Chronic Pain – Active versus Passive Treatment
Simon West (Exercise Physiologist – Burnie)
- Are you wondering if you are heading down the right path with you pain treatment?
- Do you feel like something has been missed or you are desparate to just try anything?
- Are you frustrated with the economic impact of being a person with chronic pain?
The cost of chronic pain to the community, individually and as a group is significant as 68% of people managing chronic pain are within the working age group. This is further expected to increase by 2050 according to Deloitte economics affecting an increased number of people from 3.24 million to 5.3 million in this timeframe.
Treatment costs to the individual can range from costly options such as surgical interventions and scanning to no cost at all with strategies such as regular walking or mindfullness. To categorise treatment options for chronic pain we can simplify treatment styles into one of two categories: active treatment or passive treament. But what does this mean? Is one better than the other?
Passive treatent can be viewed as treatments that don’t require you to be an active participant of the treatment but rather a passive recipiant where something is given to you to take or someone is doing something to you. For the purposre of this discussion, let’s call these treatment tools in the treatment of pain. Passive treatments are very useful in the acute and sub-acute phase of injury. These treatments might include but are not limited to:
Active strategies, on the other hand, require a little more effort on the pain patient’s behalf. These tools are very useful at any stage (acute or chronic) of the pain rehabilitation process. These tools might include but are not limited to:
- Pain education
- Re-engaging with physical activity

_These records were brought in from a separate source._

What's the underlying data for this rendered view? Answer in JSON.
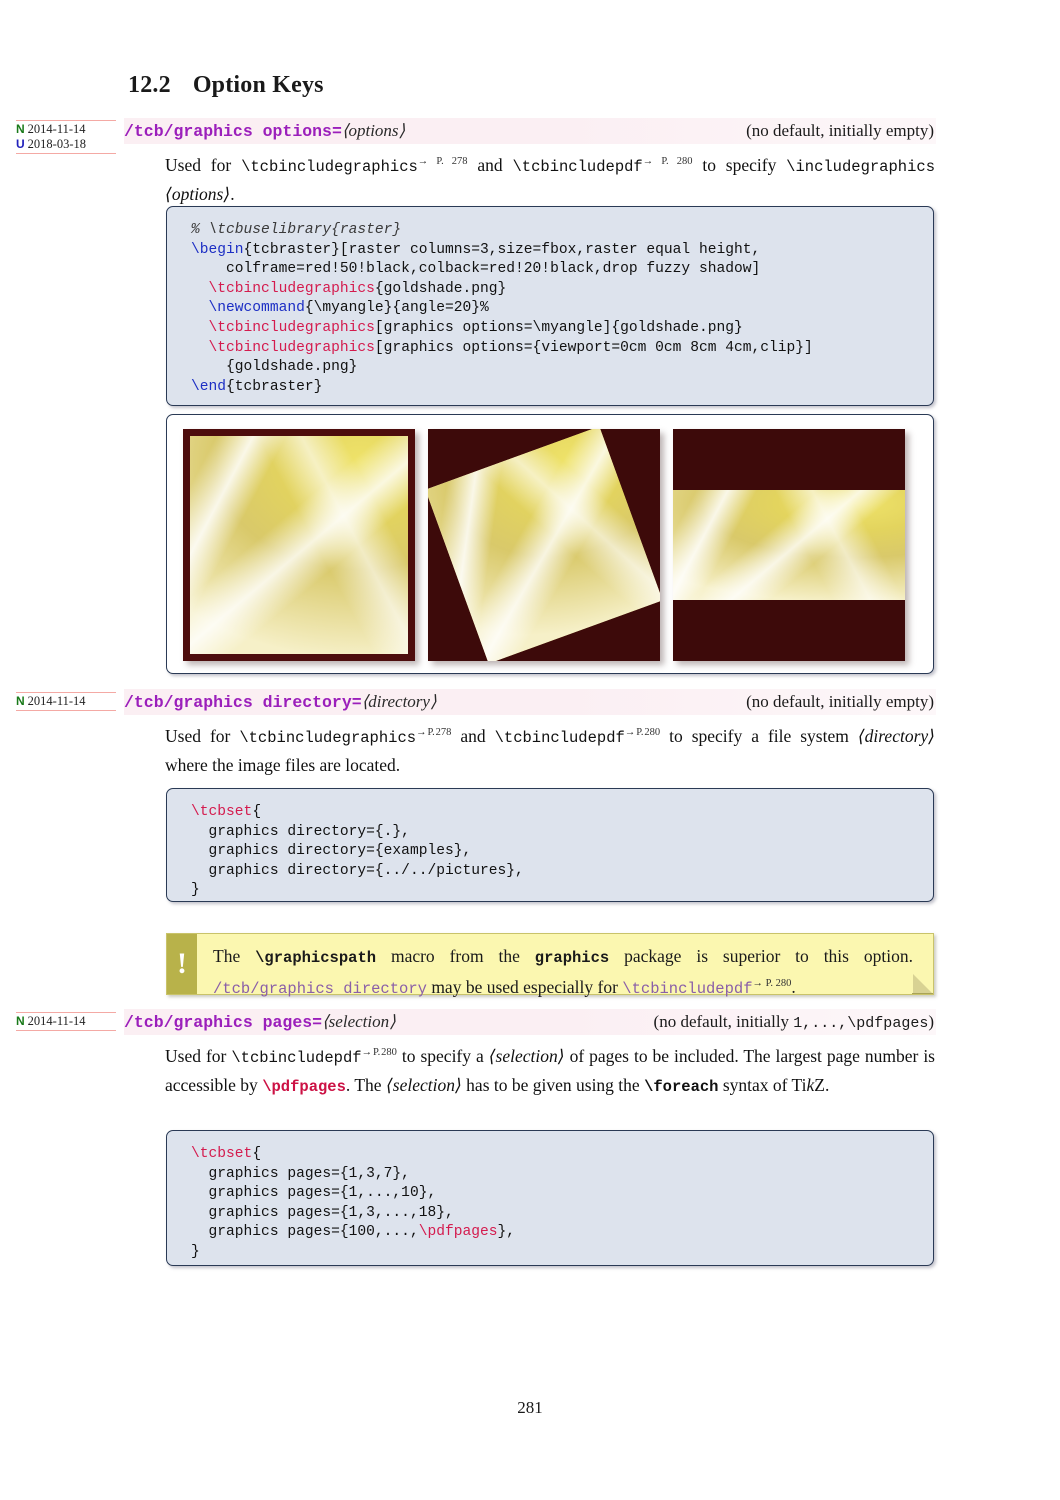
{
  "document": {
    "section_number": "12.2",
    "section_title": "Option Keys",
    "page_number": "281"
  },
  "entries": [
    {
      "markers": [
        {
          "tag": "N",
          "date": "2014-11-14"
        },
        {
          "tag": "U",
          "date": "2018-03-18"
        }
      ],
      "key_path": "/tcb/graphics options",
      "key_eq": "=",
      "key_arg": "⟨options⟩",
      "default_note_pre": "(no default, initially empty)",
      "description_parts": [
        {
          "type": "text",
          "text": "Used for "
        },
        {
          "type": "mono",
          "text": "\\tcbincludegraphics"
        },
        {
          "type": "pageref",
          "text": "→ P. 278"
        },
        {
          "type": "text",
          "text": " and "
        },
        {
          "type": "mono",
          "text": "\\tcbincludepdf"
        },
        {
          "type": "pageref",
          "text": "→ P. 280"
        },
        {
          "type": "text",
          "text": " to specify "
        },
        {
          "type": "mono",
          "text": "\\includegraphics"
        },
        {
          "type": "text",
          "text": " "
        },
        {
          "type": "italic",
          "text": "⟨options⟩"
        },
        {
          "type": "text",
          "text": "."
        }
      ],
      "code": "% \\tcbuselibrary{raster}\n\\begin{tcbraster}[raster columns=3,size=fbox,raster equal height,\n    colframe=red!50!black,colback=red!20!black,drop fuzzy shadow]\n  \\tcbincludegraphics{goldshade.png}\n  \\newcommand{\\myangle}{angle=20}%\n  \\tcbincludegraphics[graphics options=\\myangle]{goldshade.png}\n  \\tcbincludegraphics[graphics options={viewport=0cm 0cm 8cm 4cm,clip}]\n    {goldshade.png}\n\\end{tcbraster}",
      "result_images": [
        {
          "name": "goldshade-plain",
          "mode": "fill"
        },
        {
          "name": "goldshade-rotated-20deg",
          "mode": "rotate"
        },
        {
          "name": "goldshade-viewport-clip",
          "mode": "clip"
        }
      ]
    },
    {
      "markers": [
        {
          "tag": "N",
          "date": "2014-11-14"
        }
      ],
      "key_path": "/tcb/graphics directory",
      "key_eq": "=",
      "key_arg": "⟨directory⟩",
      "default_note_pre": "(no default, initially empty)",
      "code": "\\tcbset{\n  graphics directory={.},\n  graphics directory={examples},\n  graphics directory={../../pictures},\n}"
    },
    {
      "markers": [
        {
          "tag": "N",
          "date": "2014-11-14"
        }
      ],
      "key_path": "/tcb/graphics pages",
      "key_eq": "=",
      "key_arg": "⟨selection⟩",
      "default_note_pre": "(no default, initially ",
      "default_note_mono": "1,...,\\pdfpages",
      "default_note_post": ")",
      "code": "\\tcbset{\n  graphics pages={1,3,7},\n  graphics pages={1,...,10},\n  graphics pages={1,3,...,18},\n  graphics pages={100,...,\\pdfpages},\n}"
    }
  ],
  "note": {
    "icon": "exclamation-mark",
    "line1_a": "The ",
    "line1_b": "\\graphicspath",
    "line1_c": " macro from the ",
    "line1_d": "graphics",
    "line1_e": " package is superior to this option.",
    "line2_a": "/tcb/graphics directory",
    "line2_b": " may be used especially for ",
    "line2_c": "\\tcbincludepdf",
    "line2_ref": "→ P. 280",
    "line2_d": "."
  },
  "colors": {
    "key_purple": "#9b1fbb",
    "key_band_pink": "#fbeff3",
    "code_bg": "#dde3ed",
    "code_border": "#2a3a55",
    "note_bg": "#fbf7b0",
    "note_bar": "#b8b24a",
    "marker_rule": "#f4a9a4",
    "marker_new": "#1a7a1a",
    "marker_updated": "#2222bb",
    "frame_dark_red": "#4d0d0d",
    "back_dark_red": "#3d0a0a",
    "macro_red": "#d41b4e",
    "macro_blue": "#1c2ec4"
  }
}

- Cognitive reframing of pain (changing the meaning of the pain)
- Goal setting
- Healthy eating strategies
- Healthy sleep strategies
Once any red flags have been ruled out, and all reasonable treatment has been explored, the ongoing pursuit of short term symptomatic treatment, through passive treatments or a search for a quick fix, may be met with more frustration and an increasing financial cost.
With regard to the appropriate management of chronic pain, our Physiotherapists and Exercise Physiologists at Coastal Physiotherapy have engaged in further traing and education in the management of ongoing pain issues. Whist passive treatments may be indicated to help on some occations, our staff in Burnie and Somerset will ensure that you remain at the centre of your pain management experience by ensuring that you are provided with the best active strategies to regain in control of your pain. While all of the active strategies mentioned previously will be encouraged, validating your pain experience, pain education and a plan to move forward, remain the key strategies to improve your function and minimise the impact of pain.
For more information about the future for pain management, see the National Strategic Action Plan for Pain Management: https://www.painaustralia.org.au/static/uploads/files/national-action-plan-11-06-2019-wfflaefbxbdy.pdf